Regarding the irregularities at the PLA cantonments, the party’s investigation report was not disclosed at the GC after the leadership argued that it was yet to give a final shape to the report. Dozens of former PLA combatants shouted slogans at the GC hall on Friday afternoon against corruption at the hands of their commanders. General Secretary Bogati, who had led the probe panel, told the convention that the commanders used funds provided by the government as per their individual will. He urged the party to take action against them.

Party leader Amik Sherchan, who is now close to Dahal, submitted a report on the property details of senior leaders. He said many leaders did not cooperate with the investigations and were hesitant in in filling up the forms within the deadline. A committee led by Sherchan has said it failed to find any investment made by Dahal in the house he lives in at Lazimpat and the Mukti Towers located in New Baneshwor that actually belongs to businessman Ajaya Sumargi. The panel said it received 79 complaints and has recommended action against ‘some leaders’

for their involvement in financial irregularities.

Throughout last week, this industrial town of Hetauda turned into a sea of red as communist flags flutterred all over and Maoist cadres and supporters filled the areas.

As delegates started returning home, many of them said they doubt if the party will take the ‘right track.’

“We have raised serious questions on the working style and deviation in leadership.
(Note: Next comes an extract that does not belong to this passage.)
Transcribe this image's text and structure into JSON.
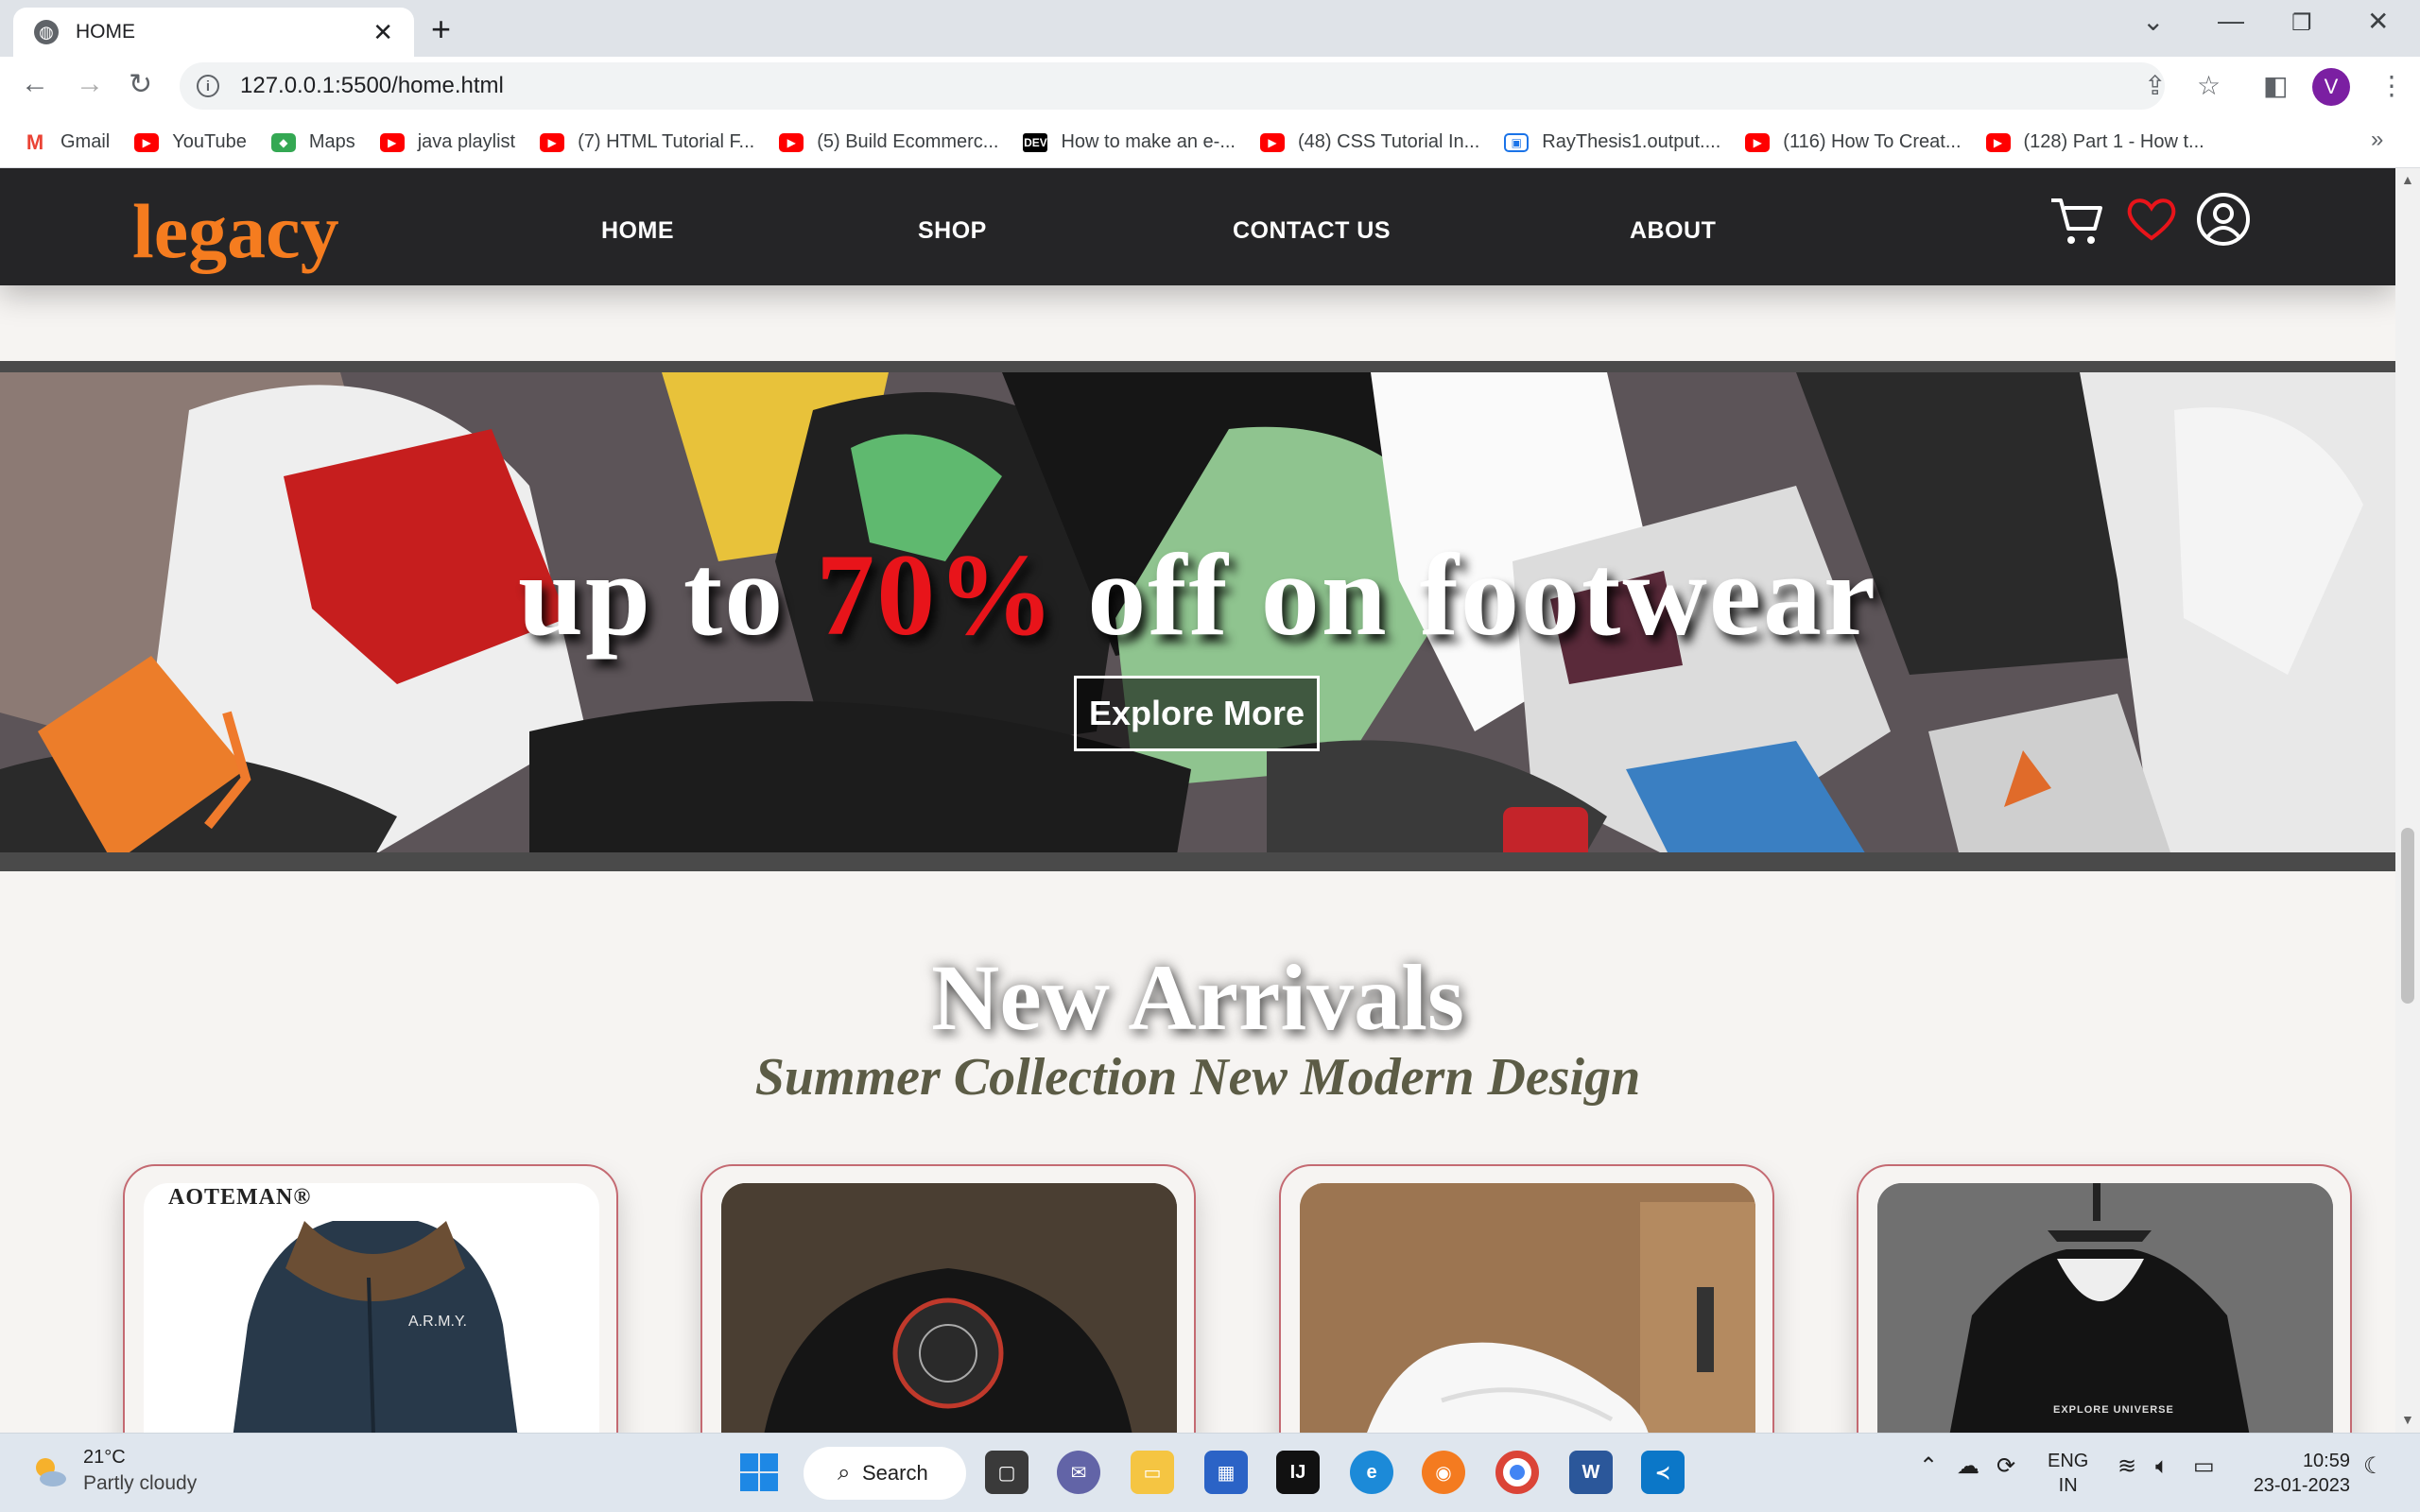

Leaders have pledged to improve themselves, but we will closely monitor their actions,” said a representative from Dang.

Singers from Samana Pariwar, the party’s cultural wing, also complained that leaders did not allow them to speak, while they remained silent on the problems of artists and singers who sacrificed their lives for the people’s war. Though they sang a song related to victory of the Nepali people, their dissatisfaction was clearly visible. Dahal immediately responded to their concerns, saying that the party accords high priority to their contribution and that it will address their concerns.

 

Posted on: 2013-02-09 08:31